Siim Kallas: The European Union – a truly fair system
Interview: Janek Mäggi
Text: Anna-Carin Windahl
The fairness of law is always a debatable topic and that is the greatest shortcoming of democracy. Siim Kallas, a European Commissioner and former Prime Minister of Estonia, considers the justice of European law and the power of political decisions.
As the European Commissioner for Administrative Affairs, Audit and Anti-Fraud, Siim Kallas has every reason to reflect on various aspects of the philosophy of law.
“In general, all the sections of the national elite are responsible for the end result, in respect of where and how a country develops,” notes Kallas. “It’s interesting to observe how courts are shaping politics and interfering in the process, as in Turkey, for example. All those involved must be able to see the big picture and not approach things mechanically. Also, it would not be right for the Parliament to always make the final decision. Some of the authority should be delegated to other institutions, including the courts.”
A just majority
Arguably, one of the features of democracy is that fairness or otherwise of the law can be called into question. How can the majority be trusted not to impose unreasonable decisions on the minority? Many such examples can be drawn from European history, which often appear quite horrific in hindsight. The question arises as to whether it is really possible to have a fair judicial system based on the rule of the majority when that majority itself might sometimes not be so fair.
“Well, the answer to that is already implied in the question,” says Kallas. “There is not one single country in the world where the majority would initially have supported the abolition of death penalty. And nevertheless this has always been considered as an indicator of how far a civilisation has developed. When a terrifying killer is caught, 80 percent of the people will want to see him executed. Therefore, many decisions must be made which are not based on the feelings of the majority. The Constitution of Estonia, for example, contains several items which we would never decide by referendum.”

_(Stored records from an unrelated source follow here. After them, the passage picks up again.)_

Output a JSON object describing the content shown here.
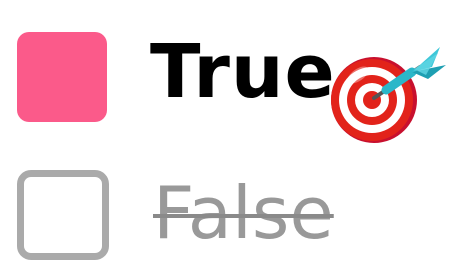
{
  "options": [
    {
      "label": "True",
      "checked": true,
      "icon": "dart-target-icon"
    },
    {
      "label": "False",
      "checked": false,
      "struck_through": true
    }
  ],
  "colors": {
    "checked_fill": "#fb5a8a",
    "unchecked_border": "#aaaaaa",
    "true_text": "#000000",
    "false_text": "#999999"
  }
}
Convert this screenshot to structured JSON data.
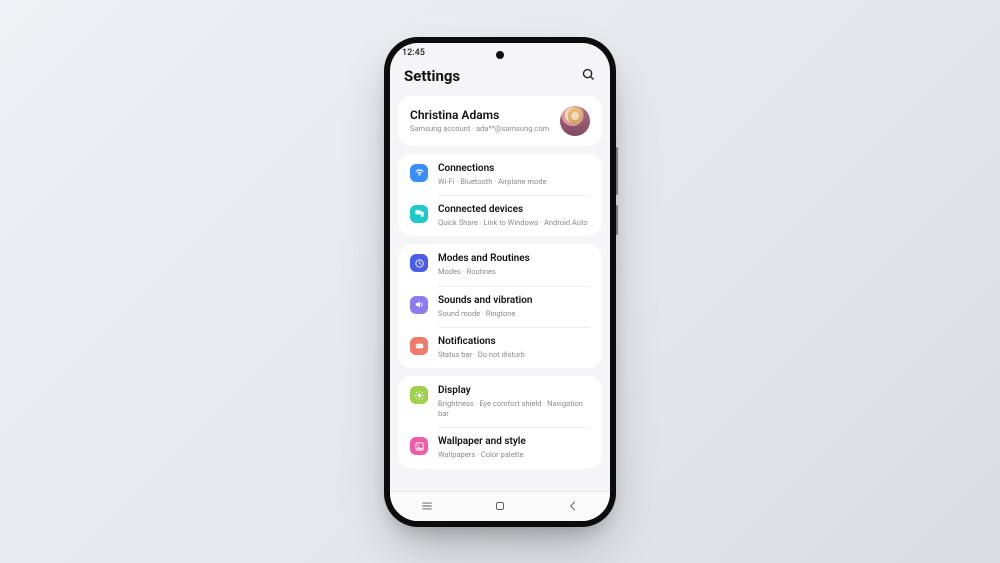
{
  "statusbar": {
    "time": "12:45"
  },
  "header": {
    "title": "Settings"
  },
  "account": {
    "name": "Christina Adams",
    "subtitle": "Samsung account · ada**@samsung.com"
  },
  "groups": [
    {
      "items": [
        {
          "icon": "wifi",
          "color": "#3a8cff",
          "title": "Connections",
          "desc": "Wi-Fi · Bluetooth · Airplane mode"
        },
        {
          "icon": "devices",
          "color": "#1ec9c9",
          "title": "Connected devices",
          "desc": "Quick Share · Link to Windows · Android Auto"
        }
      ]
    },
    {
      "items": [
        {
          "icon": "routines",
          "color": "#4a5de8",
          "title": "Modes and Routines",
          "desc": "Modes · Routines"
        },
        {
          "icon": "sound",
          "color": "#8f7bf0",
          "title": "Sounds and vibration",
          "desc": "Sound mode · Ringtone"
        },
        {
          "icon": "notify",
          "color": "#f07a6a",
          "title": "Notifications",
          "desc": "Status bar · Do not disturb"
        }
      ]
    },
    {
      "items": [
        {
          "icon": "display",
          "color": "#9ed24a",
          "title": "Display",
          "desc": "Brightness · Eye comfort shield · Navigation bar"
        },
        {
          "icon": "wallpaper",
          "color": "#ef5da8",
          "title": "Wallpaper and style",
          "desc": "Wallpapers · Color palette"
        }
      ]
    }
  ]
}
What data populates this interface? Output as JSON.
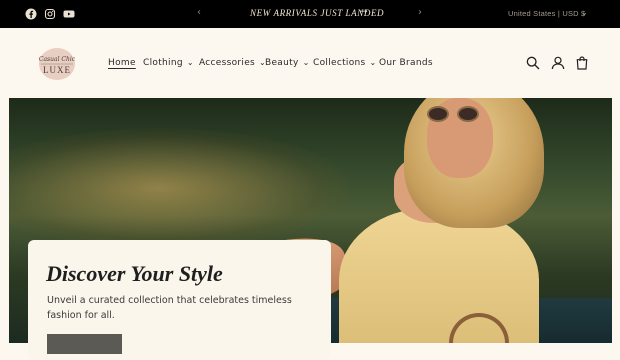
{
  "announcement": {
    "text": "NEW ARRIVALS JUST LANDED",
    "arrow": "→",
    "prev": "‹",
    "next": "›",
    "social": [
      "facebook-icon",
      "instagram-icon",
      "youtube-icon"
    ],
    "locale": "United States | USD $",
    "locale_chevron": "⌄"
  },
  "header": {
    "logo_text_top": "Casual Chic",
    "logo_text_bottom": "LUXE",
    "nav": [
      {
        "label": "Home",
        "active": true,
        "dropdown": false
      },
      {
        "label": "Clothing",
        "dropdown": true
      },
      {
        "label": "Accessories",
        "dropdown": true
      },
      {
        "label": "Beauty",
        "dropdown": true
      },
      {
        "label": "Collections",
        "dropdown": true
      },
      {
        "label": "Our Brands",
        "dropdown": false
      }
    ],
    "chevron": "⌄",
    "icons": [
      "search-icon",
      "account-icon",
      "cart-icon"
    ]
  },
  "hero": {
    "title": "Discover Your Style",
    "text": "Unveil a curated collection that celebrates timeless fashion for all.",
    "button_label": ""
  },
  "colors": {
    "bar": "#000000",
    "page_bg": "#fdf8ef",
    "card_bg": "#fbf6ec",
    "button_bg": "#5b5a55"
  }
}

Big knows best?
For thousands of years, the law of the jungle was the law of the land; being big was more or less equivalent to being right. Now, EU law is supposed to safeguard everyone’s rightful interests, but there are always concerns among the smaller member states that they will be bullied by the more powerful ones. Kallas, however, sees no reason for this.
“We don’t really see the law of the jungle in the European Union”, he says. “You know, the small countries have also made history with their viewpoints which they have firmly stood by, and I have not seen any desire on the part of the larger countries to walk all over the smaller ones. If they have a rational alternative viewpoint, this will be taken into account. The European Union is entirely rule-based.” Kallas notes.
European law held in high regard
For many countries around the world the European legal culture is perceived as the ideal standard. But given that the EU has 27 member states, representing diverse legal structures and cultures, can this system ever be just?
“As a whole, the European Union relies very much on the rule of law and is a truly fair system. It has a well-developed legal structure. At the same time, it is natural that there are different opinions and backgrounds within the European Union. There are great systems outside Europe as well, mostly in countries which are very closely connected with Europe and have a similar legal culture,” Mr. Kallas concludes.